liqueur or brandy; set aside.
To make the filling and frosting:
Put the mascarpone, sugar, vanilla, and liqueur in a large bowl and whisk just until blended and smooth.
Working with the stand mixer with the whisk attachment or with a hand mixer, whip the heavy cream until it holds firm peaks. Switch to a rubber spatula and stir about one quarter of the whipped cream into the mascarpone. Fold in the rest of the whipped cream with a light touch.
To assemble the cake:
If the tops of the cake layers have crowned, use a long serrated knife and a gentle sawing motion to even them. Place one layer right-side up on a cardboard round or a cake plate protected with strips of wax or parchment paper. Using a pastry brush or a small spoon, soak the layer with about one third of the espresso syrup. Smooth some of the mascarpone cream over the layer – user about 1 1/4 cups – and gently press the chopped chocolate into the filling. Put the second cake layer on the counter and soak the top of it with half the remaining espresso syrup, then turn the layer over and position it, soaked side down, over the filling. Soak the top of the cake with the remaining syrup.
For the frosting, whisk 1 to 1 1/2 tablespoons of the remaining espresso extract into the remaining mascarpone filling. Taste the frosting as you go to decide how much extract you want to add. If the frosting looks as if it might be a little too soft to spread over the cake, press a piece of plastic wrap against its surface and refrigerate it for 15 minutes or so.
Refrigerate the cake too.
With a long metal icing spatula, smooth the frosting around the sides of the cake and over the top.

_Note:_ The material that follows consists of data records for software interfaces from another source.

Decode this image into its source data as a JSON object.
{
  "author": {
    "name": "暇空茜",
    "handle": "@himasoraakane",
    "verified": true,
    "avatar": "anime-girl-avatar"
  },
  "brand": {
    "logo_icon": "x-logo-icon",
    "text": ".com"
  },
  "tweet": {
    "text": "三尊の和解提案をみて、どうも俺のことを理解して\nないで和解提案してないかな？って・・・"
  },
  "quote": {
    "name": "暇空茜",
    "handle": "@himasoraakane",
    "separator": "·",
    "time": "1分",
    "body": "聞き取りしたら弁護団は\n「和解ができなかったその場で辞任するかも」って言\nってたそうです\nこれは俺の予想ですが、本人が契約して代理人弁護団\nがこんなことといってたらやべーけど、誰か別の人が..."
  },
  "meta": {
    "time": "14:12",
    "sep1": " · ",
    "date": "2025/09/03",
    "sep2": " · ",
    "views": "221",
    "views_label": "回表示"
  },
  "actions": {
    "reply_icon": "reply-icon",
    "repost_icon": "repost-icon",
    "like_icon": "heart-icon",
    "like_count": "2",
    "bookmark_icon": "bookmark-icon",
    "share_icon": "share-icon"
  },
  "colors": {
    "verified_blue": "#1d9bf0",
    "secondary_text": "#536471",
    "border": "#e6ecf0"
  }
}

If you want to decorate the cake with chocolate-covered espresso beans, press them into the filling, making concentric circles of beans or just putting some beans in the center of the cake.
Refrigerate the cake for at least 3 hours (or for up to 1 day) before serving – the elements need time to meld.
Just before serving, dust the top of the cake with cocoa.
Thanks Reva, for the lovely party, dinner and the cakes :)